**Records supplied:**
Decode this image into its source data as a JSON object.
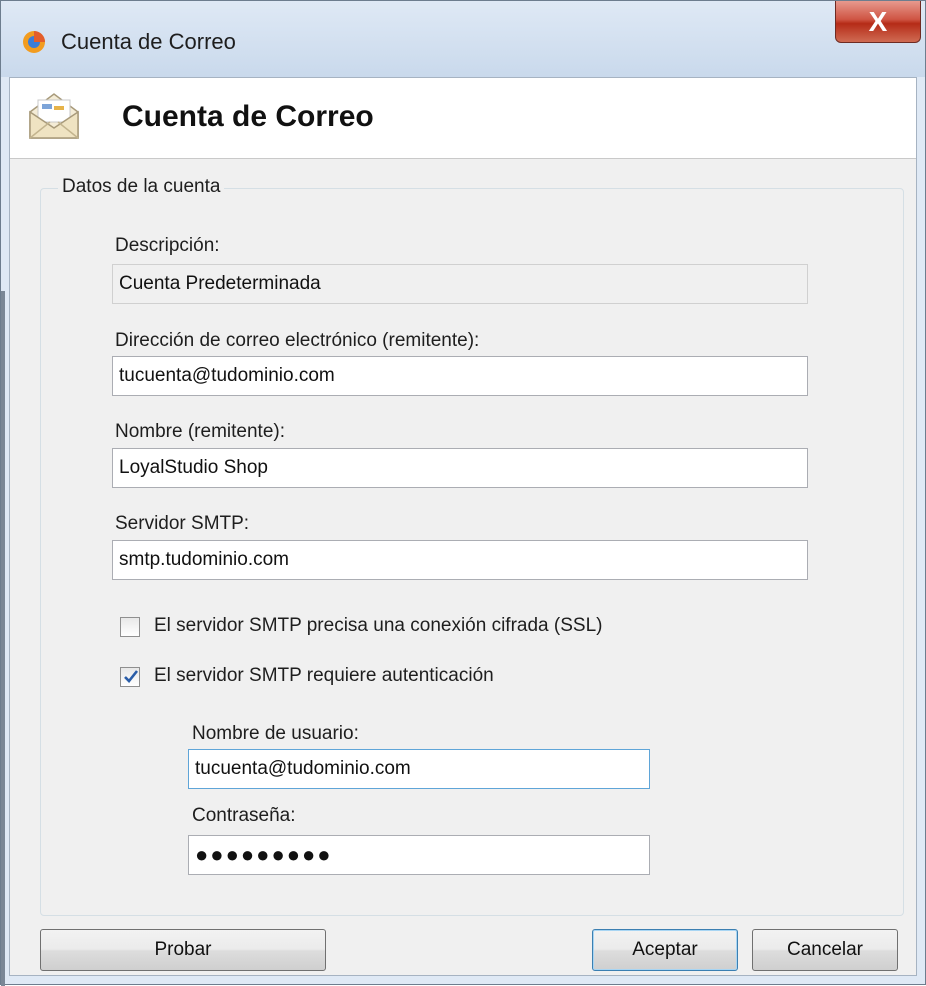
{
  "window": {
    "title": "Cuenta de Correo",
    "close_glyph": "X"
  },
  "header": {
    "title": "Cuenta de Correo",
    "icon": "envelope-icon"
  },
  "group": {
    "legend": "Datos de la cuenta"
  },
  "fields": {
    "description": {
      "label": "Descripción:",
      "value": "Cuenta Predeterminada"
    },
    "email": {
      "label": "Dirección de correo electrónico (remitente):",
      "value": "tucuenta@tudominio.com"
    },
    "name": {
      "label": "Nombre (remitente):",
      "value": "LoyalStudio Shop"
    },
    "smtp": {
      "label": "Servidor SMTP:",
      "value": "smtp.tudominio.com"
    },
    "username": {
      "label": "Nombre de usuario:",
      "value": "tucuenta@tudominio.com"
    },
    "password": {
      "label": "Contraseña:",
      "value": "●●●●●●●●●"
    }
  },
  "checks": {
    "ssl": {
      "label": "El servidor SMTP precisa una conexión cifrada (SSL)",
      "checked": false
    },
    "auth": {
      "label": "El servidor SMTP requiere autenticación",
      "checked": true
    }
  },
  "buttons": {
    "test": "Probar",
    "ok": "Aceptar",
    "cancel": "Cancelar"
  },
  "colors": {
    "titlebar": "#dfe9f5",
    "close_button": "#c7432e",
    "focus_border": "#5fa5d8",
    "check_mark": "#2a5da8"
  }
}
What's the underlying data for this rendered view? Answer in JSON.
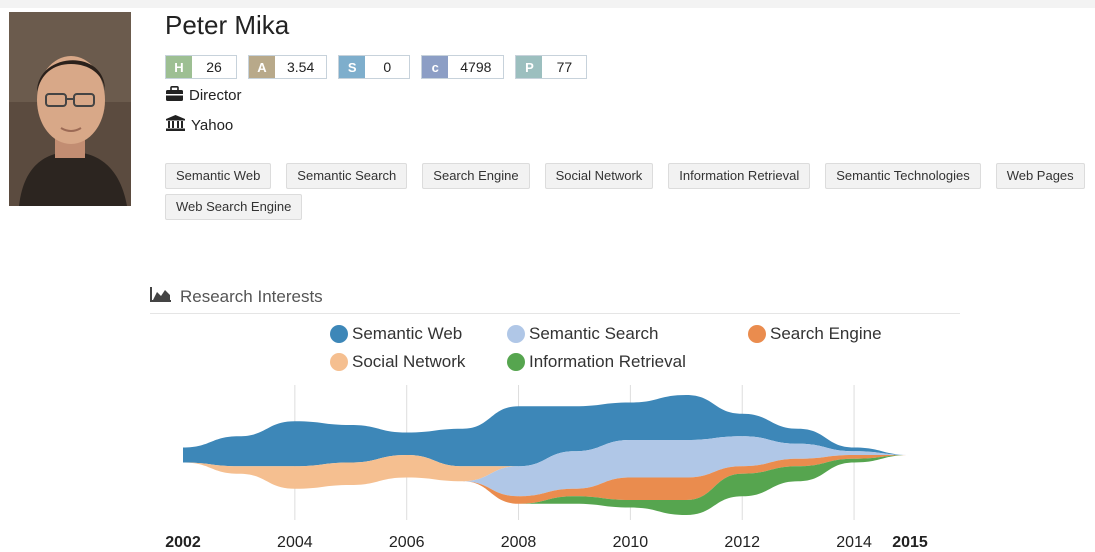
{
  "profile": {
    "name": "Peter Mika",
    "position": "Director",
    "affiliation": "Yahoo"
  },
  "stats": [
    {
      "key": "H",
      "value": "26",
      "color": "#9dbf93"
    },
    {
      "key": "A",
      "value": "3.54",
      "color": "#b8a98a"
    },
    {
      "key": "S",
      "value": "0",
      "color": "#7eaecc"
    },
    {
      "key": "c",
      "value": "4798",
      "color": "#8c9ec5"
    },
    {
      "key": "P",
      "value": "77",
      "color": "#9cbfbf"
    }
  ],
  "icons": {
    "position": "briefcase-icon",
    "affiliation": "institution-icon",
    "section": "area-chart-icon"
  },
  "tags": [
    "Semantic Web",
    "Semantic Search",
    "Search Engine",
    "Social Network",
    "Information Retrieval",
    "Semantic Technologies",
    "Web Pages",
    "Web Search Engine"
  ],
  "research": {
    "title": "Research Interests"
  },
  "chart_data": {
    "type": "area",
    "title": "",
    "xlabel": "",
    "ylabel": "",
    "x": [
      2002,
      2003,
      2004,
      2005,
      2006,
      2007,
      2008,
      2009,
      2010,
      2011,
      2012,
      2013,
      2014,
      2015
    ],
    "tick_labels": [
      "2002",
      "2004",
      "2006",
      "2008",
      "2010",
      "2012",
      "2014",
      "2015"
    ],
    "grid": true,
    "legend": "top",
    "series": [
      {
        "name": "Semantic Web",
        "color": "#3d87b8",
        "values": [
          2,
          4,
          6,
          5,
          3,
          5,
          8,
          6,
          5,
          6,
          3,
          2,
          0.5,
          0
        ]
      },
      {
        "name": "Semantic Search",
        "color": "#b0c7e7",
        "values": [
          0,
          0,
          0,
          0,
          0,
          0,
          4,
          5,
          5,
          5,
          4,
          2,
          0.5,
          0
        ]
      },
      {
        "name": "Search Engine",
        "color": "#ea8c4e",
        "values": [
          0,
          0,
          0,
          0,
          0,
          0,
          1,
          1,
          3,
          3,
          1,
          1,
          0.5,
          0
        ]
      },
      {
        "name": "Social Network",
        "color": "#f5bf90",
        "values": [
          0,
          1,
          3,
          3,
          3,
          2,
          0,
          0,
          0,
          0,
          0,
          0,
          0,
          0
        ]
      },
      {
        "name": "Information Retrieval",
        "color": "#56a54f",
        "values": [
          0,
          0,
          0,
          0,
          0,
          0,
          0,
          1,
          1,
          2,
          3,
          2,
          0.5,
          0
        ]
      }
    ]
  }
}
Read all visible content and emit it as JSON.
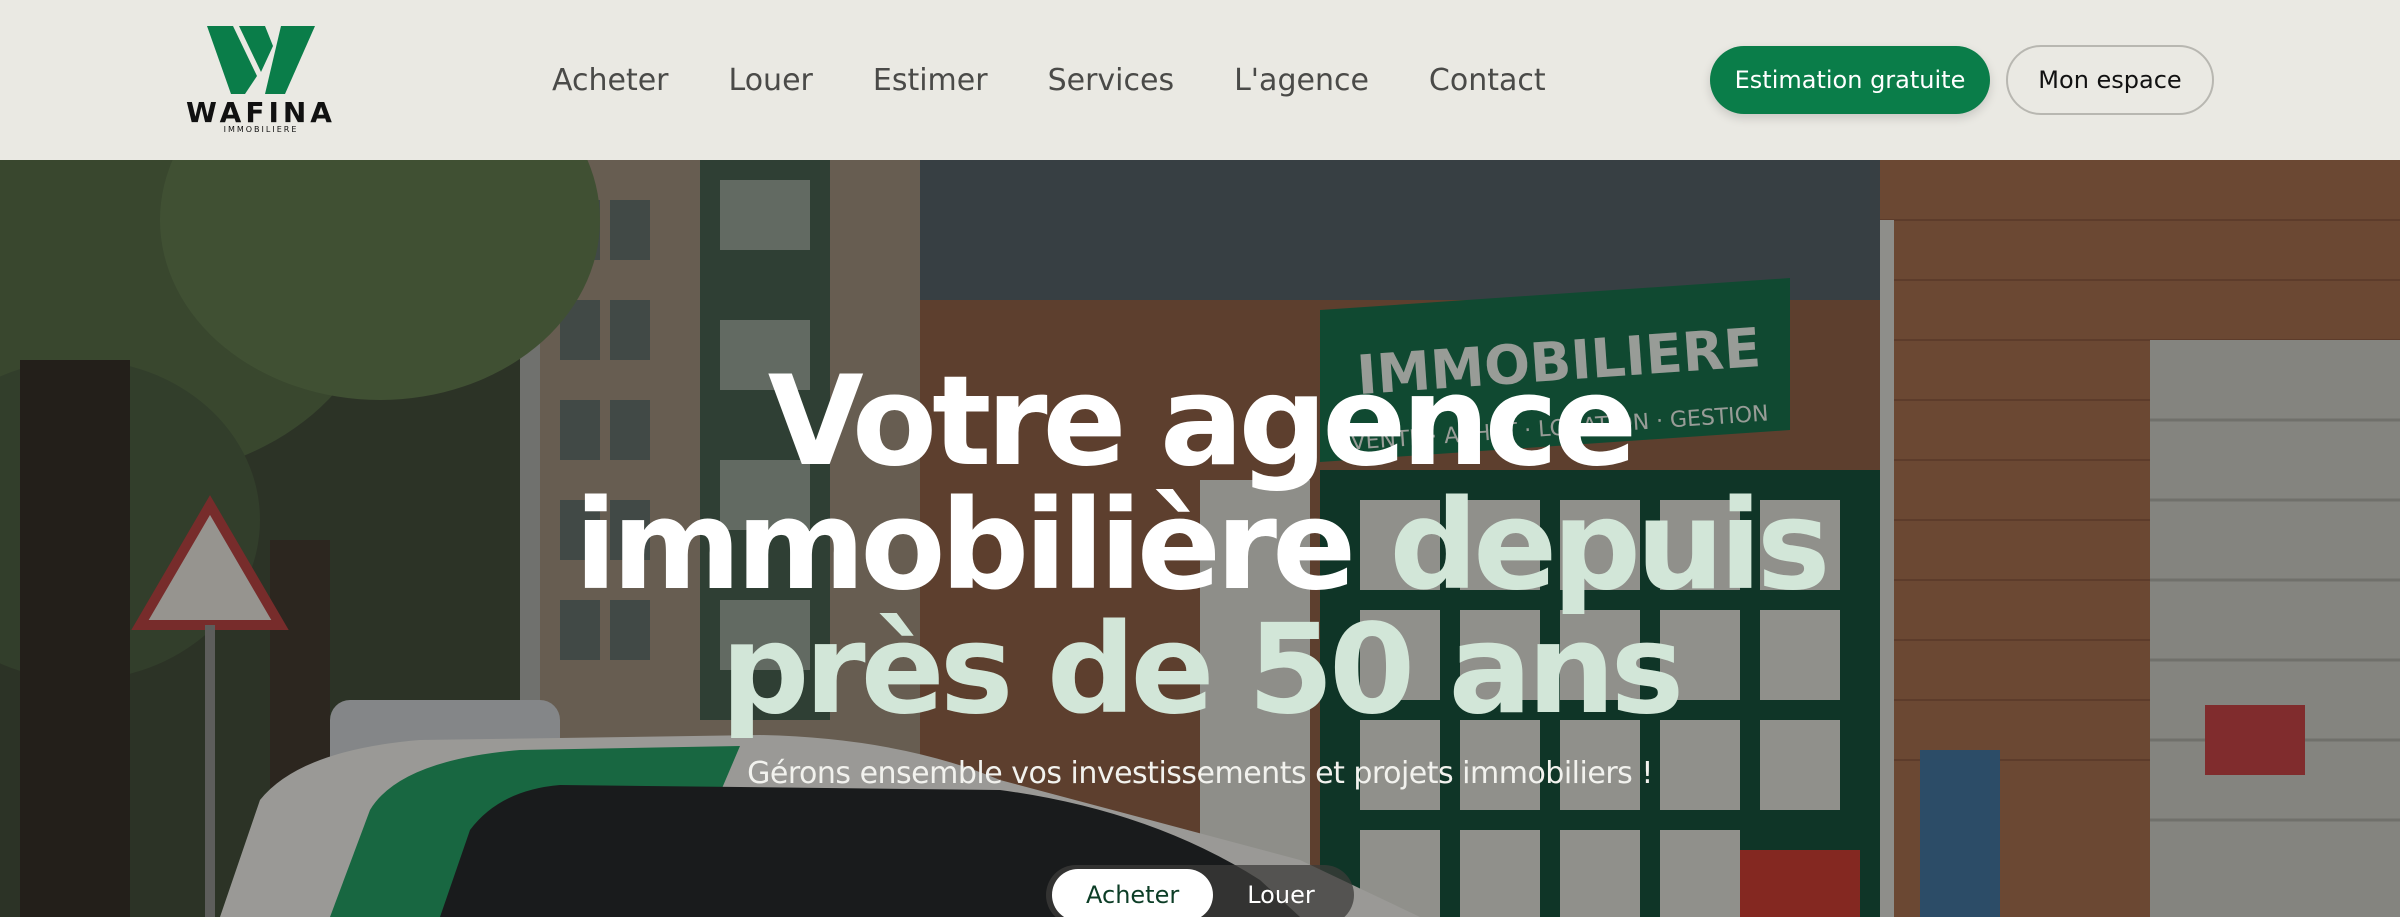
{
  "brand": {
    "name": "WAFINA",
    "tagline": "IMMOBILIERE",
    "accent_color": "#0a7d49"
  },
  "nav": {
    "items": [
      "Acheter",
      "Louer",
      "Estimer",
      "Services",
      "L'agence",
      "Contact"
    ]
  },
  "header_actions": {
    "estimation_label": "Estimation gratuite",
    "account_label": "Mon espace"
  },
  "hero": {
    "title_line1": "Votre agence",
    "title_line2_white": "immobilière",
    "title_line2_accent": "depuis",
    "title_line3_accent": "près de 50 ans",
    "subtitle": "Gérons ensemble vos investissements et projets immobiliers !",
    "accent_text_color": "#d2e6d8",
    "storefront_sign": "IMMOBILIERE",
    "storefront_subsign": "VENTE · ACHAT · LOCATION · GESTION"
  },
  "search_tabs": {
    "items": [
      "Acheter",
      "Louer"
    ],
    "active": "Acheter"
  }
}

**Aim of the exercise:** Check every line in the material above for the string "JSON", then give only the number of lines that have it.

**Exercise output:** 3